**What the task requires**
Could you copy every line of the data that contains the word "Reproducir"?

Stored items from a collection
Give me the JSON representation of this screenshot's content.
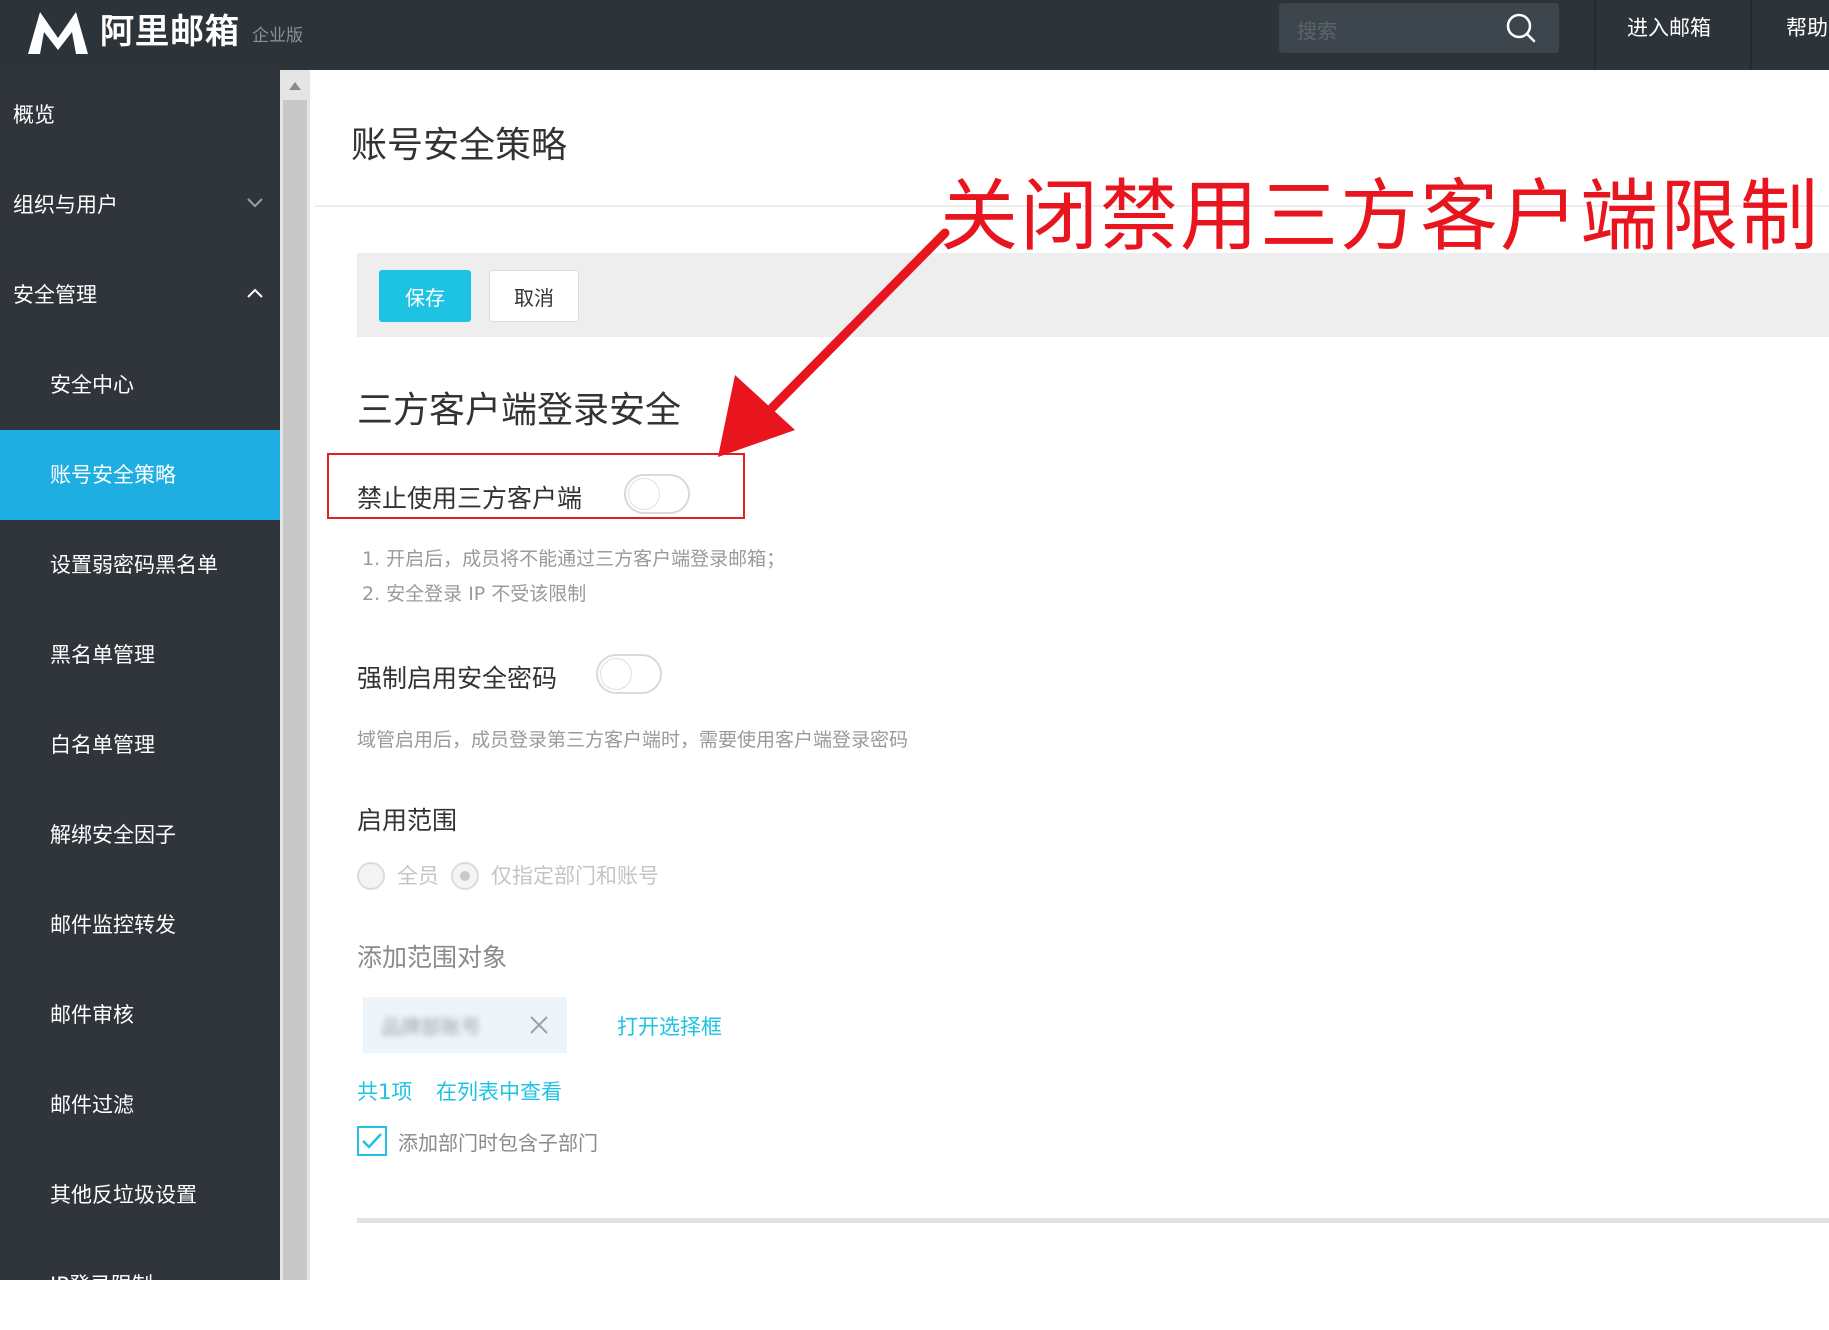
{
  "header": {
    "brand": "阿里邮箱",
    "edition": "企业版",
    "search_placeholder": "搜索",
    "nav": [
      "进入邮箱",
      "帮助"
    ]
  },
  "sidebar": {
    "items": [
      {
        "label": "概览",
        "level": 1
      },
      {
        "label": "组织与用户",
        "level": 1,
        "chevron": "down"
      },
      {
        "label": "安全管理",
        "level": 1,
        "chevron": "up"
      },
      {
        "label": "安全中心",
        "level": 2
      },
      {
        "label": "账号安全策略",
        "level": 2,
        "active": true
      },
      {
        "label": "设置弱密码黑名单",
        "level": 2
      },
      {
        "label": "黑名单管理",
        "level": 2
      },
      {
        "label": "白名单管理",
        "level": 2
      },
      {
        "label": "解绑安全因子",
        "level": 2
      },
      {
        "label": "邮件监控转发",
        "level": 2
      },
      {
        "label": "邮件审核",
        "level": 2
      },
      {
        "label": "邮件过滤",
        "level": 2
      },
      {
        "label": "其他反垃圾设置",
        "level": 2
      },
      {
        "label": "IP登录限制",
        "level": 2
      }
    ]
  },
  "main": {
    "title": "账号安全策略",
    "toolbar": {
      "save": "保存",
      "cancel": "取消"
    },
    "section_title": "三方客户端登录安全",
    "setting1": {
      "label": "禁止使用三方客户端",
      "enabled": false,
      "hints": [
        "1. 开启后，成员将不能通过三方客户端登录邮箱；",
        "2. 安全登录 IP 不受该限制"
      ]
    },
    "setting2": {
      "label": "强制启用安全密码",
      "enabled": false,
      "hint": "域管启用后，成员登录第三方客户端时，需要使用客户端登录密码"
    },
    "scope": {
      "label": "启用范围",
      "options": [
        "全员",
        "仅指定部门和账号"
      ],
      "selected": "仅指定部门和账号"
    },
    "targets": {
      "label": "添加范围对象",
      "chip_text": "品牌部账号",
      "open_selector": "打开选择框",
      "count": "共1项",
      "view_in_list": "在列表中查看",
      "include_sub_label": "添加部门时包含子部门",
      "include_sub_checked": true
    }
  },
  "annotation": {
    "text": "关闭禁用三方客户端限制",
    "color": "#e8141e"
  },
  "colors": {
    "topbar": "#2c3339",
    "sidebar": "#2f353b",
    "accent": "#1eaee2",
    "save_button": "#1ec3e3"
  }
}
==
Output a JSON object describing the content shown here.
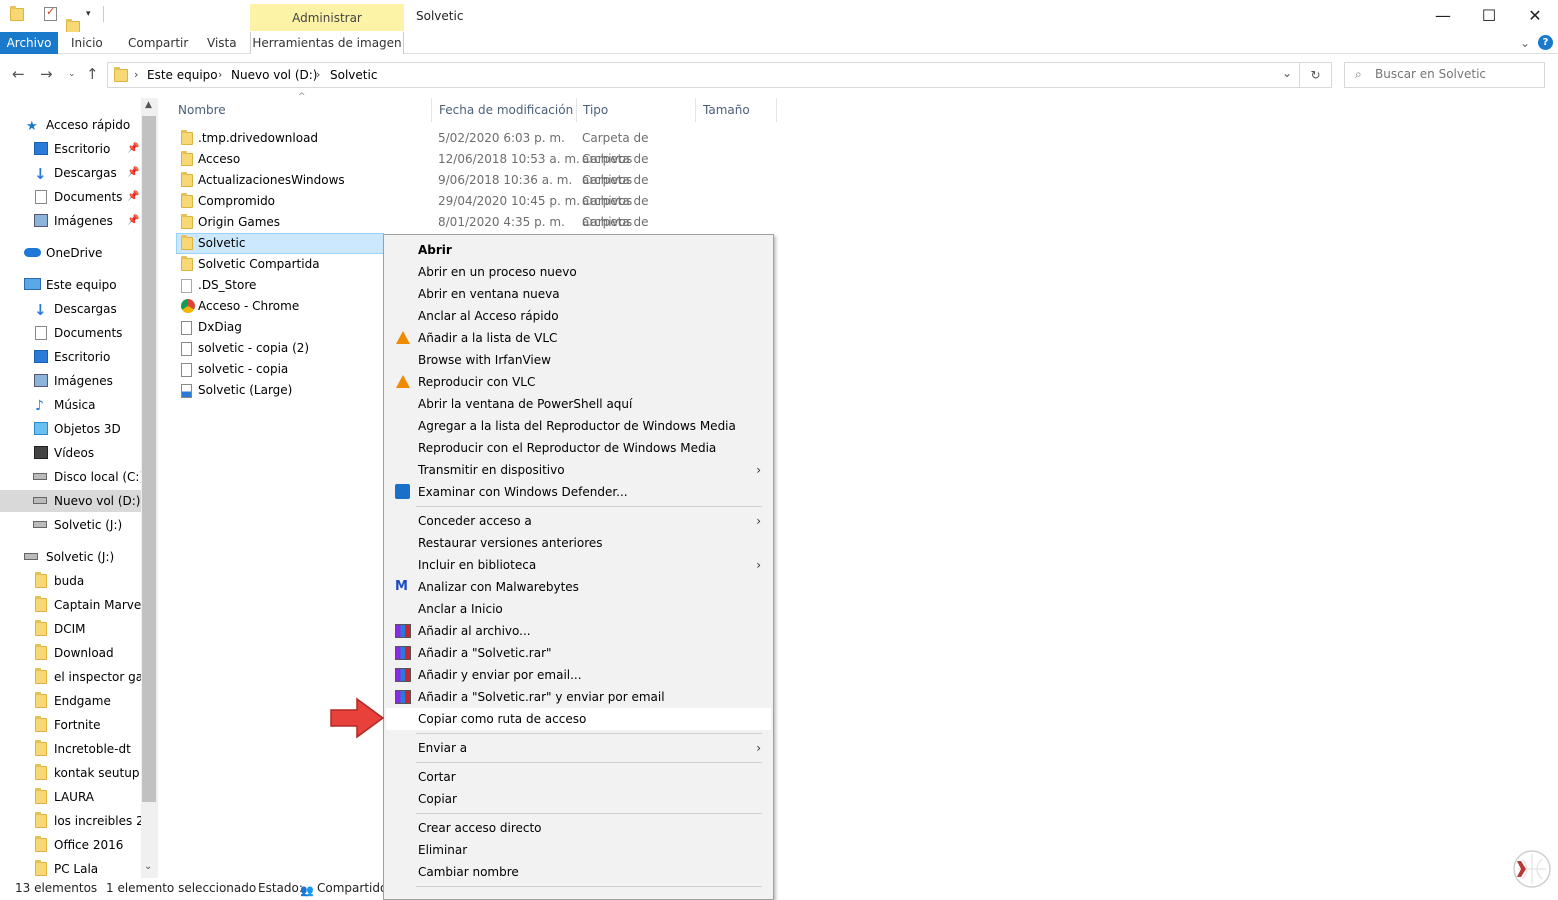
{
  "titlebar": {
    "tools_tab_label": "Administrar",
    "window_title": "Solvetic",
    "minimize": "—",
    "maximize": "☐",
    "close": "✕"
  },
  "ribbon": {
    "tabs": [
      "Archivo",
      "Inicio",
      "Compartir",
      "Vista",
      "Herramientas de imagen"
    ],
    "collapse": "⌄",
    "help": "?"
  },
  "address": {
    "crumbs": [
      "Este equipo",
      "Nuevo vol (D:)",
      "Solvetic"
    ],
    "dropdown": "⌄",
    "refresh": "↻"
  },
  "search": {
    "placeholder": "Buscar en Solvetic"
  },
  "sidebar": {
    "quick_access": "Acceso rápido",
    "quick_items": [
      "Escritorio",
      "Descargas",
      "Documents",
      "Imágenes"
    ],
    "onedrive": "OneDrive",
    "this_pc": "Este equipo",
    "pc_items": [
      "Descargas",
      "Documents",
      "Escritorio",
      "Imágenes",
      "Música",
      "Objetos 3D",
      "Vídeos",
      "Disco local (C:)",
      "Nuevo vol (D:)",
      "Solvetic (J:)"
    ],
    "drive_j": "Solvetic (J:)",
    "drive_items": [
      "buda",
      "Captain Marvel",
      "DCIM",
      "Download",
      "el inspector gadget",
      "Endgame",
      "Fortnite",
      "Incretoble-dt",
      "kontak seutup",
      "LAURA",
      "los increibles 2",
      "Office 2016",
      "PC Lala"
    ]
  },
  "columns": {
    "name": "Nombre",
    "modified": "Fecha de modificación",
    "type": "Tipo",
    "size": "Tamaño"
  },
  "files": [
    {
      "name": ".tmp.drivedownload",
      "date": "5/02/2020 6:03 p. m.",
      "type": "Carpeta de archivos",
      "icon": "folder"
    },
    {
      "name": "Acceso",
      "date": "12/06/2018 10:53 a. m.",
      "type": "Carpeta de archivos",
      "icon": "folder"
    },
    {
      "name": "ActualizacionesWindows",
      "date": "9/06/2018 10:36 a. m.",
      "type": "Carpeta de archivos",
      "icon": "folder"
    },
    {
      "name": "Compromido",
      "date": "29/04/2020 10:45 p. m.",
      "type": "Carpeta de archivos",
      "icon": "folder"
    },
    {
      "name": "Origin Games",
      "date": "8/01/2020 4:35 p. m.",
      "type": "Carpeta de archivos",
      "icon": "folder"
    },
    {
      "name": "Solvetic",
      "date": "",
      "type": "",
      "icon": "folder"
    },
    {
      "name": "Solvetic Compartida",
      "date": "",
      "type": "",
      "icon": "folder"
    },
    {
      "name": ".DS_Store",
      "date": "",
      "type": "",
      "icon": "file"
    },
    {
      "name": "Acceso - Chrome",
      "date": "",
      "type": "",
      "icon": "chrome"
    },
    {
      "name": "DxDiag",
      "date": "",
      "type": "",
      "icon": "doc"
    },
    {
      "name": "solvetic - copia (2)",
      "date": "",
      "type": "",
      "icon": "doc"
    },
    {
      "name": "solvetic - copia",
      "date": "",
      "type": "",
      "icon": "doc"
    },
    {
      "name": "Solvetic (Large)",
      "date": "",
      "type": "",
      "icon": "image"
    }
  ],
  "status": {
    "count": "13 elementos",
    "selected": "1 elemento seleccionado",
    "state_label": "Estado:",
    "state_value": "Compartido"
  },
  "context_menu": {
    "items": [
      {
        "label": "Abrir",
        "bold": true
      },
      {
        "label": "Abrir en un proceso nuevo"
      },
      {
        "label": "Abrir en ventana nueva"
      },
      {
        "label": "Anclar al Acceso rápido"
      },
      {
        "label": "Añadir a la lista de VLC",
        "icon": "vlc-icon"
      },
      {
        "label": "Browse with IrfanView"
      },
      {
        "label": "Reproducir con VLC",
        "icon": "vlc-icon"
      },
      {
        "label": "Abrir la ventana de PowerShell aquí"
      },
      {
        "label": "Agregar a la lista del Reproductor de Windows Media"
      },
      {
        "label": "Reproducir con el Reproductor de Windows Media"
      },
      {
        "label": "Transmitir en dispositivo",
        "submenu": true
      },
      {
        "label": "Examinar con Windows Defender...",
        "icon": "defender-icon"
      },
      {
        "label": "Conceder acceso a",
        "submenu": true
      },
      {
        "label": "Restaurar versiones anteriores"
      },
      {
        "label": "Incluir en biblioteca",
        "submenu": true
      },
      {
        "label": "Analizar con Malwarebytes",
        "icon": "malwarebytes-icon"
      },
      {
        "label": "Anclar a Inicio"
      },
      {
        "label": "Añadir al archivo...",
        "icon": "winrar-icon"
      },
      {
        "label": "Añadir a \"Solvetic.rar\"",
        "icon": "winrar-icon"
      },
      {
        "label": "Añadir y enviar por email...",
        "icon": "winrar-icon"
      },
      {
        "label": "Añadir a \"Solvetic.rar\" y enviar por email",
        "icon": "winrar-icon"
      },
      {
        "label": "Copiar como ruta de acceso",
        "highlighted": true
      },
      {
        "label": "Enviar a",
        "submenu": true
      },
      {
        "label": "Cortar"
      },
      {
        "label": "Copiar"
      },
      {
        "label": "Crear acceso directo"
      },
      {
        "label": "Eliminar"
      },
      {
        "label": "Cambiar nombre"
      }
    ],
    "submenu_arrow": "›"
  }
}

**Written solution**
        "label": "Reproducir con VLC",
        "label": "Reproducir con el Reproductor de Windows Media"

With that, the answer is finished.